[Entries provided — start]

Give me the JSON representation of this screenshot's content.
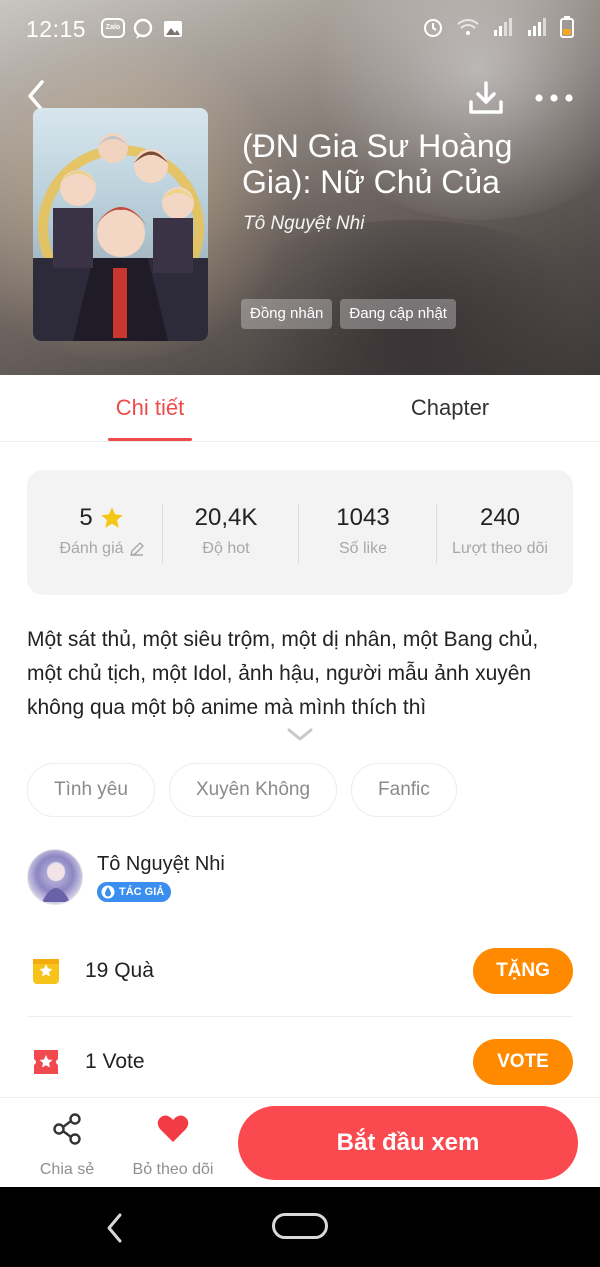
{
  "status_bar": {
    "time": "12:15",
    "zalo_label": "Zalo"
  },
  "header": {
    "title": "(ĐN Gia Sư Hoàng Gia): Nữ Chủ Của",
    "author": "Tô Nguyệt Nhi",
    "genres": [
      "Đồng nhân",
      "Đang cập nhật"
    ]
  },
  "tabs": {
    "detail": "Chi tiết",
    "chapter": "Chapter",
    "active": "detail"
  },
  "stats": {
    "rating": {
      "value": "5",
      "label": "Đánh giá"
    },
    "hot": {
      "value": "20,4K",
      "label": "Độ hot"
    },
    "likes": {
      "value": "1043",
      "label": "Số like"
    },
    "followers": {
      "value": "240",
      "label": "Lượt theo dõi"
    }
  },
  "description": "Một sát thủ, một siêu trộm, một dị nhân, một Bang chủ, một chủ tịch, một Idol, ảnh hậu, người mẫu ảnh xuyên không qua một bộ anime mà mình thích thì",
  "tags": [
    "Tình yêu",
    "Xuyên Không",
    "Fanfic"
  ],
  "author_card": {
    "name": "Tô Nguyệt Nhi",
    "badge": "TÁC GIẢ"
  },
  "gift": {
    "count_label": "19  Quà",
    "button": "TẶNG"
  },
  "vote": {
    "count_label": "1  Vote",
    "button": "VOTE"
  },
  "bottom_actions": {
    "share": "Chia sẻ",
    "unfollow": "Bỏ theo dõi",
    "start": "Bắt đầu xem"
  },
  "colors": {
    "accent_red": "#ef4a4a",
    "primary_button": "#fb4a4f",
    "orange_button": "#ff8a00",
    "badge_blue": "#3a8ef0",
    "star_yellow": "#f5c518"
  }
}
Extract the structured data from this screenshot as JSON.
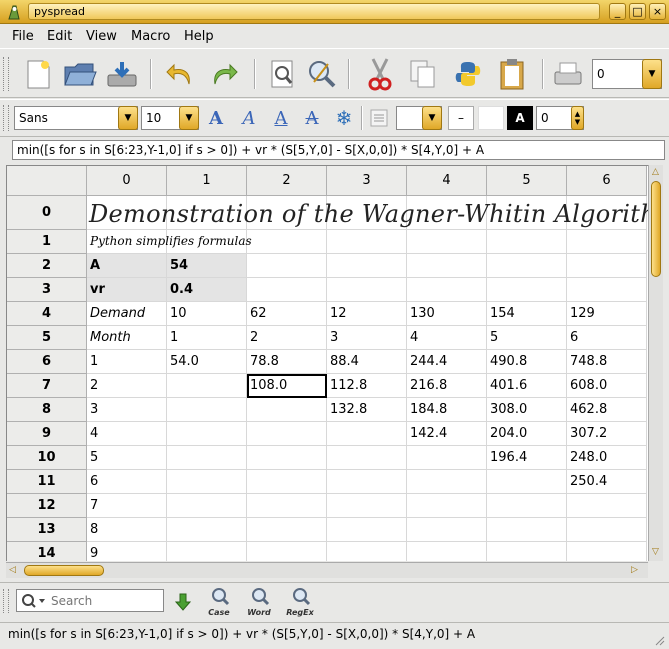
{
  "window": {
    "title": "pyspread",
    "buttons": [
      "_",
      "□",
      "×"
    ]
  },
  "menu": [
    {
      "label": "File"
    },
    {
      "label": "Edit"
    },
    {
      "label": "View"
    },
    {
      "label": "Macro"
    },
    {
      "label": "Help"
    }
  ],
  "toolbar": {
    "zoom_value": "0"
  },
  "format_toolbar": {
    "font": "Sans",
    "size": "10",
    "text_color_glyph": "A",
    "border_width": "0",
    "dash_label": "–"
  },
  "formula": "min([s for s in S[6:23,Y-1,0] if s > 0]) + vr * (S[5,Y,0] - S[X,0,0]) * S[4,Y,0] + A",
  "grid": {
    "col_headers": [
      "0",
      "1",
      "2",
      "3",
      "4",
      "5",
      "6"
    ],
    "row_headers": [
      "0",
      "1",
      "2",
      "3",
      "4",
      "5",
      "6",
      "7",
      "8",
      "9",
      "10",
      "11",
      "12",
      "13",
      "14"
    ],
    "title": "Demonstration of the Wagner-Whitin Algorithm",
    "subtitle": "Python simplifies formulas",
    "rows": [
      [
        "",
        "",
        "",
        "",
        "",
        "",
        ""
      ],
      [
        "",
        "",
        "",
        "",
        "",
        "",
        ""
      ],
      [
        "A",
        "54",
        "",
        "",
        "",
        "",
        ""
      ],
      [
        "vr",
        "0.4",
        "",
        "",
        "",
        "",
        ""
      ],
      [
        "Demand",
        "10",
        "62",
        "12",
        "130",
        "154",
        "129"
      ],
      [
        "Month",
        "1",
        "2",
        "3",
        "4",
        "5",
        "6"
      ],
      [
        "1",
        "54.0",
        "78.8",
        "88.4",
        "244.4",
        "490.8",
        "748.8"
      ],
      [
        "2",
        "",
        "108.0",
        "112.8",
        "216.8",
        "401.6",
        "608.0"
      ],
      [
        "3",
        "",
        "",
        "132.8",
        "184.8",
        "308.0",
        "462.8"
      ],
      [
        "4",
        "",
        "",
        "",
        "142.4",
        "204.0",
        "307.2"
      ],
      [
        "5",
        "",
        "",
        "",
        "",
        "196.4",
        "248.0"
      ],
      [
        "6",
        "",
        "",
        "",
        "",
        "",
        "250.4"
      ],
      [
        "7",
        "",
        "",
        "",
        "",
        "",
        ""
      ],
      [
        "8",
        "",
        "",
        "",
        "",
        "",
        ""
      ],
      [
        "9",
        "",
        "",
        "",
        "",
        "",
        ""
      ]
    ]
  },
  "search": {
    "placeholder": "Search",
    "options": [
      {
        "label": "Case"
      },
      {
        "label": "Word"
      },
      {
        "label": "RegEx"
      }
    ]
  },
  "status": "min([s for s in S[6:23,Y-1,0] if s > 0]) + vr * (S[5,Y,0] - S[X,0,0]) * S[4,Y,0] + A"
}
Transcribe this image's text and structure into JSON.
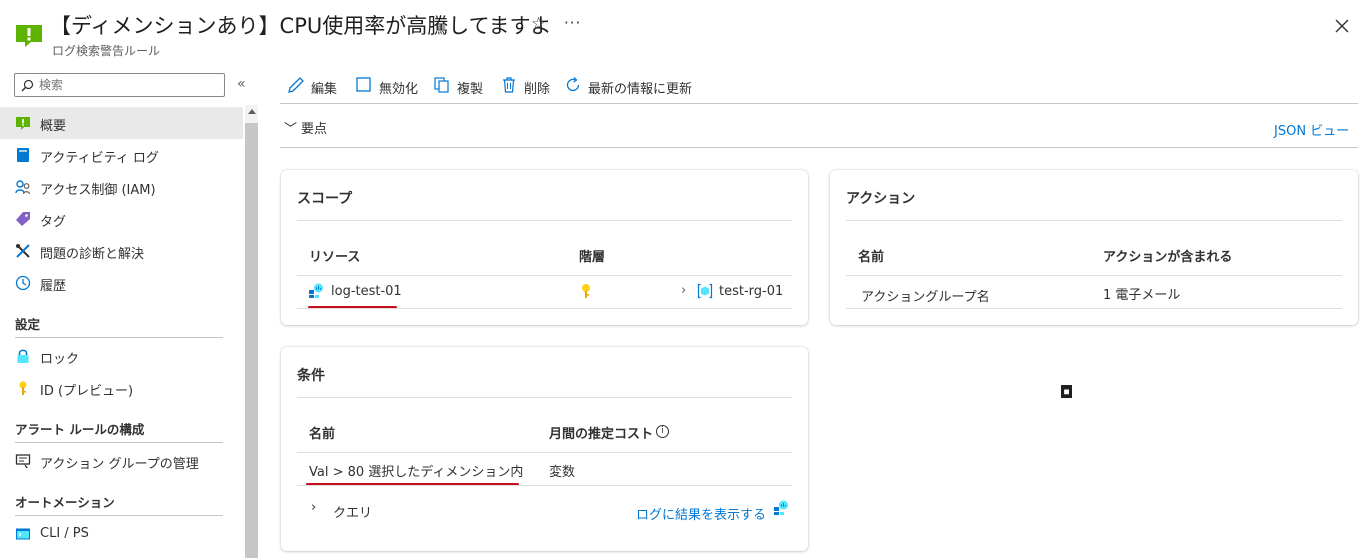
{
  "header": {
    "title": "【ディメンションあり】CPU使用率が高騰してますよ",
    "subtitle": "ログ検索警告ルール",
    "star_glyph": "☆",
    "more_glyph": "···",
    "brand_color": "#5db300"
  },
  "sidebar": {
    "search_placeholder": "検索",
    "collapse_glyph": "«",
    "items": [
      {
        "label": "概要",
        "icon": "overview-icon",
        "active": true
      },
      {
        "label": "アクティビティ ログ",
        "icon": "activity-log-icon"
      },
      {
        "label": "アクセス制御 (IAM)",
        "icon": "iam-icon"
      },
      {
        "label": "タグ",
        "icon": "tag-icon"
      },
      {
        "label": "問題の診断と解決",
        "icon": "diagnose-icon"
      },
      {
        "label": "履歴",
        "icon": "history-icon"
      }
    ],
    "sections": [
      {
        "title": "設定",
        "items": [
          {
            "label": "ロック",
            "icon": "lock-icon"
          },
          {
            "label": "ID (プレビュー)",
            "icon": "key-icon"
          }
        ]
      },
      {
        "title": "アラート ルールの構成",
        "items": [
          {
            "label": "アクション グループの管理",
            "icon": "action-group-icon"
          }
        ]
      },
      {
        "title": "オートメーション",
        "items": [
          {
            "label": "CLI / PS",
            "icon": "cli-icon"
          }
        ]
      }
    ]
  },
  "toolbar": {
    "edit": "編集",
    "disable": "無効化",
    "duplicate": "複製",
    "delete": "削除",
    "refresh": "最新の情報に更新"
  },
  "essentials": {
    "label": "要点",
    "json_view": "JSON ビュー"
  },
  "scope_card": {
    "title": "スコープ",
    "col_resource": "リソース",
    "col_hierarchy": "階層",
    "resource": "log-test-01",
    "resource_group": "test-rg-01"
  },
  "action_card": {
    "title": "アクション",
    "col_name": "名前",
    "col_included": "アクションが含まれる",
    "row_name": "アクショングループ名",
    "row_included": "1 電子メール"
  },
  "condition_card": {
    "title": "条件",
    "col_name": "名前",
    "col_cost": "月間の推定コスト",
    "info_glyph": "i",
    "row_name": "Val > 80 選択したディメンション内",
    "row_cost": "変数",
    "query_label": "クエリ",
    "show_results": "ログに結果を表示する"
  },
  "badge_text": "■"
}
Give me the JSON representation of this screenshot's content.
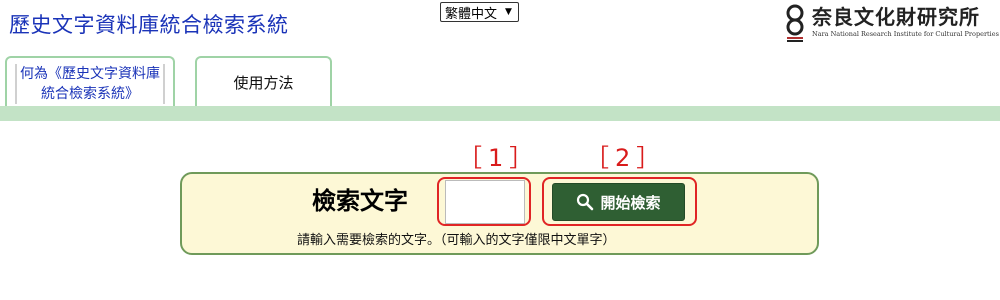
{
  "header": {
    "title": "歷史文字資料庫統合檢索系統",
    "language_select": {
      "selected": "繁體中文"
    },
    "logo": {
      "name": "奈良文化財研究所",
      "subtitle": "Nara National Research Institute for Cultural Properties"
    }
  },
  "tabs": [
    {
      "label_line1": "何為《歷史文字資料庫",
      "label_line2": "統合檢索系統》"
    },
    {
      "label": "使用方法"
    }
  ],
  "annotations": {
    "step1": "［1］",
    "step2": "［2］"
  },
  "search": {
    "label": "檢索文字",
    "input_value": "",
    "button_label": "開始檢索",
    "hint": "請輸入需要檢索的文字。（可輸入的文字僅限中文單字）"
  },
  "colors": {
    "title_blue": "#1a33b8",
    "tab_border": "#9fd3a6",
    "band_green": "#c3e3c6",
    "search_panel_bg": "#fdf8d6",
    "search_panel_border": "#6f9a5a",
    "button_green": "#2f5f33",
    "annotation_red": "#d91b1b"
  }
}
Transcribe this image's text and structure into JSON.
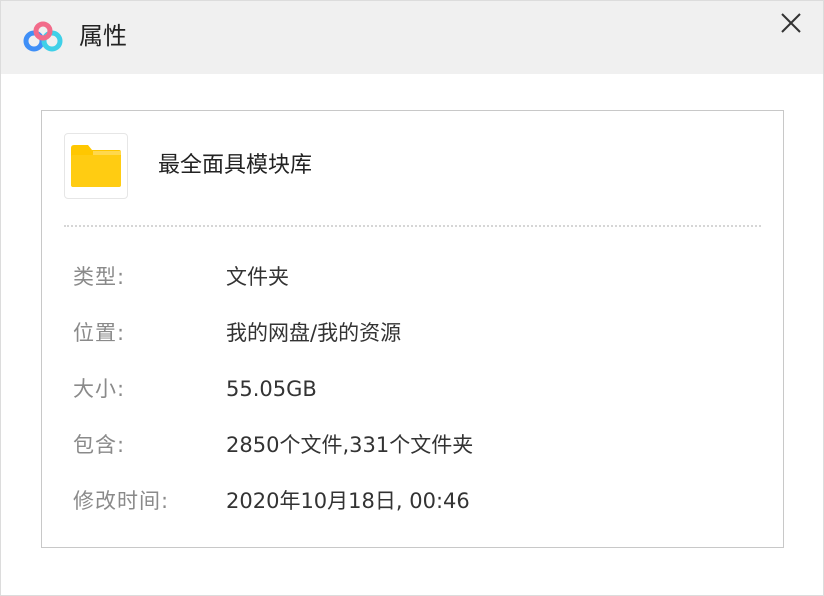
{
  "window": {
    "title": "属性",
    "close_icon": "close-icon"
  },
  "file": {
    "icon": "folder-icon",
    "name": "最全面具模块库"
  },
  "properties": [
    {
      "label": "类型:",
      "value": "文件夹"
    },
    {
      "label": "位置:",
      "value": "我的网盘/我的资源"
    },
    {
      "label": "大小:",
      "value": "55.05GB"
    },
    {
      "label": "包含:",
      "value": "2850个文件,331个文件夹"
    },
    {
      "label": "修改时间:",
      "value": "2020年10月18日, 00:46"
    }
  ],
  "colors": {
    "titlebar_bg": "#f0f0f0",
    "folder_yellow": "#ffc700",
    "label_gray": "#8a8a8a",
    "value_text": "#333333"
  }
}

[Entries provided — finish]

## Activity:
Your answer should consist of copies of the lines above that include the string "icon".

## Output:
        "icon": "overview-icon",
        "icon": "activity-log-icon"
        "icon": "iam-icon"
        "icon": "tag-icon"
        "icon": "diagnose-icon"
        "icon": "history-icon"
            "icon": "lock-icon"
            "icon": "key-icon"
            "icon": "action-group-icon"
            "icon": "cli-icon"
    "close_icon": "close-icon"
    "icon": "folder-icon",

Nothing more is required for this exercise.